College applications can be confusing if you don't know the vocabulary.  We are here to help!

Common Application: An undergraduate admission application used by multiple universities. If you plan to apply to multiple universities, use the common app, it will save you time.

College Opportunity Fund (COF)The College Opportunity Fund (COF), created by the Colorado Legislature, provides a stipend to eligible undergraduate students. The stipend pays a portion of your total in-state tuition when you attend a participating college.  All students planning to attend college in Colorado should apply.

Colorado State SAT vs. National SAT

The SAT is a standardized test widely used for college admissions that all Colorado juniors take in the spring.  Students do not need to register or pay for this exam, and it is administered at CVHS during the school day (more information will be coming soon).

There are also National Test Dates for all students in the nation to use for college admissions.  Students must register and pay for these exams.  There are many testing centers available, including Castle View High School for the October 5th, December 7th, and June 7th SAT exams.

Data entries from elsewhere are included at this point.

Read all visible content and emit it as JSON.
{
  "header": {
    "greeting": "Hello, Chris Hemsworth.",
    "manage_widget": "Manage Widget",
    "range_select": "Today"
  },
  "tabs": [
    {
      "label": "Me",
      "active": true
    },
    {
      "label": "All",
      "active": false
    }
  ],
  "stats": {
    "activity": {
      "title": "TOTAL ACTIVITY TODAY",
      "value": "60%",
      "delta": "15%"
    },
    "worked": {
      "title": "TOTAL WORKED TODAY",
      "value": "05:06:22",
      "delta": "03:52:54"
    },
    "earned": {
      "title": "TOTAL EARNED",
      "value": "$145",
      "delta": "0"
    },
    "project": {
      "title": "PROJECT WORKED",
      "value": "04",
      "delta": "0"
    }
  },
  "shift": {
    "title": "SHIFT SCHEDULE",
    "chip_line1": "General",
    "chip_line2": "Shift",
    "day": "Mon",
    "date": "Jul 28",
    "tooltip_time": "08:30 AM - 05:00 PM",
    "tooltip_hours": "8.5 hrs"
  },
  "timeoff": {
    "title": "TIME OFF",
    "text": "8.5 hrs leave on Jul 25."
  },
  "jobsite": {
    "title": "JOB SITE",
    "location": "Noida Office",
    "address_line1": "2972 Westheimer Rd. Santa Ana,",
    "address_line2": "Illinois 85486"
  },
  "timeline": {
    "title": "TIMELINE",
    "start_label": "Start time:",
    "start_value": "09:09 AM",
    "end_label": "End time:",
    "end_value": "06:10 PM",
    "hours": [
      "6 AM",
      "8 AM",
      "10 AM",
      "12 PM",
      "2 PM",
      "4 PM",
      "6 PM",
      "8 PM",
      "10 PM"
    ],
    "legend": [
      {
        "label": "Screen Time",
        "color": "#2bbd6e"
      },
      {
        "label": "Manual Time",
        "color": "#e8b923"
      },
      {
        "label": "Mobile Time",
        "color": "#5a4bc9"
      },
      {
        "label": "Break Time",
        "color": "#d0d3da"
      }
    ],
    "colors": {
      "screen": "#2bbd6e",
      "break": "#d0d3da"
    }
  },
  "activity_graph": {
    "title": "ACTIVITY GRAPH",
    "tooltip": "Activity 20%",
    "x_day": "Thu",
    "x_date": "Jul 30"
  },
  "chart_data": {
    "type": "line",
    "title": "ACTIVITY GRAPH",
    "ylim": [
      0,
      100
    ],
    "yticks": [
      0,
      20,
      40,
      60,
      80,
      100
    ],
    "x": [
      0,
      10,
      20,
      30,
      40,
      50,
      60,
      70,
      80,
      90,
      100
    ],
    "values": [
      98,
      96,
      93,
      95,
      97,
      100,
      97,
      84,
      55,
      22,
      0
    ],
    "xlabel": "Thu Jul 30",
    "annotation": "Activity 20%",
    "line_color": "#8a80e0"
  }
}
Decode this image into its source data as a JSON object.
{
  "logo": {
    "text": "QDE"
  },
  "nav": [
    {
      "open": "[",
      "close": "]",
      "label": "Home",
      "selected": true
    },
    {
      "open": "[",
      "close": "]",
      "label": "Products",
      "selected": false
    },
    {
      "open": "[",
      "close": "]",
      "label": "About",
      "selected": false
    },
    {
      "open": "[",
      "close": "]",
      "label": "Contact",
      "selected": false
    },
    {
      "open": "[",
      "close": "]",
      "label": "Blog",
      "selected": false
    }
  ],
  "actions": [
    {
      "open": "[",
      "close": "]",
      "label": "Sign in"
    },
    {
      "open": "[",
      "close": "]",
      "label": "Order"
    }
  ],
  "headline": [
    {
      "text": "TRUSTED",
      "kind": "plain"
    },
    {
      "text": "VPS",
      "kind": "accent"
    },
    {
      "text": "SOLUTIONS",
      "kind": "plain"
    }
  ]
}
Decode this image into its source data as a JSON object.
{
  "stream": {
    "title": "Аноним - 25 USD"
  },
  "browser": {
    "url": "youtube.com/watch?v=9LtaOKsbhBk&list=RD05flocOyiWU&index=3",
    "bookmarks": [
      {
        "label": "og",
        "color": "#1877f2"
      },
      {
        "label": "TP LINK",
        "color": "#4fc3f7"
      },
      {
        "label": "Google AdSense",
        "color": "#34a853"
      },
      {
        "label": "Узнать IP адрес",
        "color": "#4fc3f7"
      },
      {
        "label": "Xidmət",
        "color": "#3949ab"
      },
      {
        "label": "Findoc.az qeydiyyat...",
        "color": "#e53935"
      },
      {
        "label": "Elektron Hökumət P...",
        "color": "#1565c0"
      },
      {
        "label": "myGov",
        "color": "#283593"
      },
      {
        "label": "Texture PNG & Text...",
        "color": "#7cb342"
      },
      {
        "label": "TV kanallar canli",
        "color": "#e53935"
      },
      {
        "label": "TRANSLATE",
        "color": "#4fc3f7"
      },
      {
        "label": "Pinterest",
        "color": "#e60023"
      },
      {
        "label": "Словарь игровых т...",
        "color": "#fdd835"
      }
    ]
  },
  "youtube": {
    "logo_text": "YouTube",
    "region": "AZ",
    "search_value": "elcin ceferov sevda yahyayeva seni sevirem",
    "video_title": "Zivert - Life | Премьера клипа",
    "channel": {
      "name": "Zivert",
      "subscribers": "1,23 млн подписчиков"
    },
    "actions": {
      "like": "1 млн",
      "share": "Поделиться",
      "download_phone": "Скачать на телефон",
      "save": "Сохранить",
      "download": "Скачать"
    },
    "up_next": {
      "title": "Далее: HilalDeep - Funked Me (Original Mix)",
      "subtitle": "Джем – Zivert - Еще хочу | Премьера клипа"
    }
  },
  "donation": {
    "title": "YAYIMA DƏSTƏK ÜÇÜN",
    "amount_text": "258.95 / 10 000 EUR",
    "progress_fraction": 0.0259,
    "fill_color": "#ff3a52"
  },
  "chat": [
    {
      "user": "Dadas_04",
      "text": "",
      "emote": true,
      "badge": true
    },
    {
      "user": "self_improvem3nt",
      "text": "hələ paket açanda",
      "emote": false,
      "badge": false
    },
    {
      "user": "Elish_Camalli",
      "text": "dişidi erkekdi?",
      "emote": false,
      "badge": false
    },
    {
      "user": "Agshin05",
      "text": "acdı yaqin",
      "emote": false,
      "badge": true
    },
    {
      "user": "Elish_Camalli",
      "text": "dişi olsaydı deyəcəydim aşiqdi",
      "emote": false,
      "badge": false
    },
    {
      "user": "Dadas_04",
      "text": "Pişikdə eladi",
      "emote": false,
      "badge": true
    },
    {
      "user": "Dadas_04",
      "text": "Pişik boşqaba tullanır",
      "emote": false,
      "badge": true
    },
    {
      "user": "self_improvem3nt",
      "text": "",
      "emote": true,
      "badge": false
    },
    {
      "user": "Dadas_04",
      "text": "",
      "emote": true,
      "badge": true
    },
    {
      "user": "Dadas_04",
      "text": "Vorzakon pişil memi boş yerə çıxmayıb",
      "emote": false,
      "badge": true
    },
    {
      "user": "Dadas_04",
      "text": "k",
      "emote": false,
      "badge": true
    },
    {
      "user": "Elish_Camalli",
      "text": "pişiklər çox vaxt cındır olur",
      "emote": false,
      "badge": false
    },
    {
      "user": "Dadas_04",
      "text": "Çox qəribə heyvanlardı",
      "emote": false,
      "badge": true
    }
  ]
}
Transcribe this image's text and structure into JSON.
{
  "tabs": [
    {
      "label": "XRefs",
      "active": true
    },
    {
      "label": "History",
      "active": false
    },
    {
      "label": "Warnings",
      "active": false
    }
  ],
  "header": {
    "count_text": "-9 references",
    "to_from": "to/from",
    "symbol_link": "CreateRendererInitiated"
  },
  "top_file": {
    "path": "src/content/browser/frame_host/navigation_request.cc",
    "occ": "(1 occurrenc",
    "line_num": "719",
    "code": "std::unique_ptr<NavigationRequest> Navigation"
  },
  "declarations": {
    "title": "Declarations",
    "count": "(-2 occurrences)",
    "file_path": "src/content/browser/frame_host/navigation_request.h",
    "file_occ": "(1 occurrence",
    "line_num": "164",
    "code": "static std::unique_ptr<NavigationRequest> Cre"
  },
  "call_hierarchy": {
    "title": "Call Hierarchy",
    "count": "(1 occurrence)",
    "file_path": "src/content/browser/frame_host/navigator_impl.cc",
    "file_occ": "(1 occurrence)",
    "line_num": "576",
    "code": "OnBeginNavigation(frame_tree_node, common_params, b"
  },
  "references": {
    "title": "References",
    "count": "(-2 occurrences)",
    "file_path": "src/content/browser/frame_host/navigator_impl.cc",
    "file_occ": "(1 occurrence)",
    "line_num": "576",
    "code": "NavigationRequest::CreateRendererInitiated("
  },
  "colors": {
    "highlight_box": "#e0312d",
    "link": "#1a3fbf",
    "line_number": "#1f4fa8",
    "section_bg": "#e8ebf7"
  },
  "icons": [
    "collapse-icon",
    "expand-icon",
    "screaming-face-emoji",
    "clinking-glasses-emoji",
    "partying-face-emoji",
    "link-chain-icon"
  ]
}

All DCSD students need to provide documentation of meeting or exceeding the required level of readiness in both Mathematics and Reading, Writing, and Communicating as a graduation requirement.  Students must receive a 470+ in Reading, Writing, and Communication, and a 500+ in Mathematics on the SAT to pass this requirement.

Deferred Enrollment: Put off to a later time; postpone enrollment. This is most commonly used for a mission trip or gap year experience.  This is an opportunity for students who have been admitted to delay or defer enrollment for a year or a semester.

College-initiated deferral refers to a college's use of deferring students who applied in early action or early decision rounds to the regular decision applicant pool.  They may require more information sent before they can accept or deny enrollment.

Early Action: Deadline is typically November 1st or November 15th.  Early Action is when a prospective student applies for admission by early deadline (before the regular admission deadline) and receives notice of acceptance, denial, or deferment with no obligation to the university to enroll, if accepted for admission.

Early Decision: Deadline typically November 1st.  Through this program offered by many post-secondary schools, students willing to commit to a school, if accepted, submit their application by a date well before the general admission deadline.  If accepted, the student must enroll in the school, so students should only apply early decision to their first choice school.

Expected Family Contribution (EFC): The EFC is the amount of money you and your family could be expected to pay for one year of college costs, based on the data gathered from FAFSA and determined by a federal formula applied to the data.  This figure often differs from the actual amount you will be required to pay.

Free Application for Federal Student Aid (FAFSA): The most vital step in applying for federal grants, work-study, and loans for colleges.  FAFSA Applications are based off of tax information and opens December 1st every year.  Why Should You File FAFSA As Early As Possible

FERPA: The Family Educational Rights and Privacy Act (FERPA) is a Federal law that protects the privacy of student education records.  The law applies to all schools that receive funds under an applicable program of the U.S. Department of Education.  Common App requires students to sign a FERPA release to grant high schools permission to send records.  Students also need to waive or not waive their right to review recommendations and other forms.  Waiving rights lets colleges know that the student doesn't plan to read his/her recommendations.  This helps reassure colleges that the letters are candid and truthful.  Some recommenders may only write a letter if FERPA rights have been waived.

Grants:  Grants, like loans and most scholarships, are based on financial need.  A grant may be provided by federal or state governments, an institution, a foundation, or some other nonprofit funding source and does not have to be repaid.

The Occupational Outlook Handbook is a publication of the United States Department of Labor's Bureau of Labor Statistics that includes information about the nature of work, working conditions, training and education, earnings and job outlook for hundreds of different occupations in the United States.

Regular Decision: Deadline is usually between January 1st and February 1st.   

Rolling Admissions: No specific deadline; admissions decisions are made as applications are received.  This is a practice used by some institutions to review and complete applications as they arrive, rather than according to a set deadline.

Work Study Programs: Most colleges offer work-study programs.  They allow students to work part time during the school year as part of their financial aid package.  The jobs are usually on campus and the money earned is used to pay for tuition or other college charges.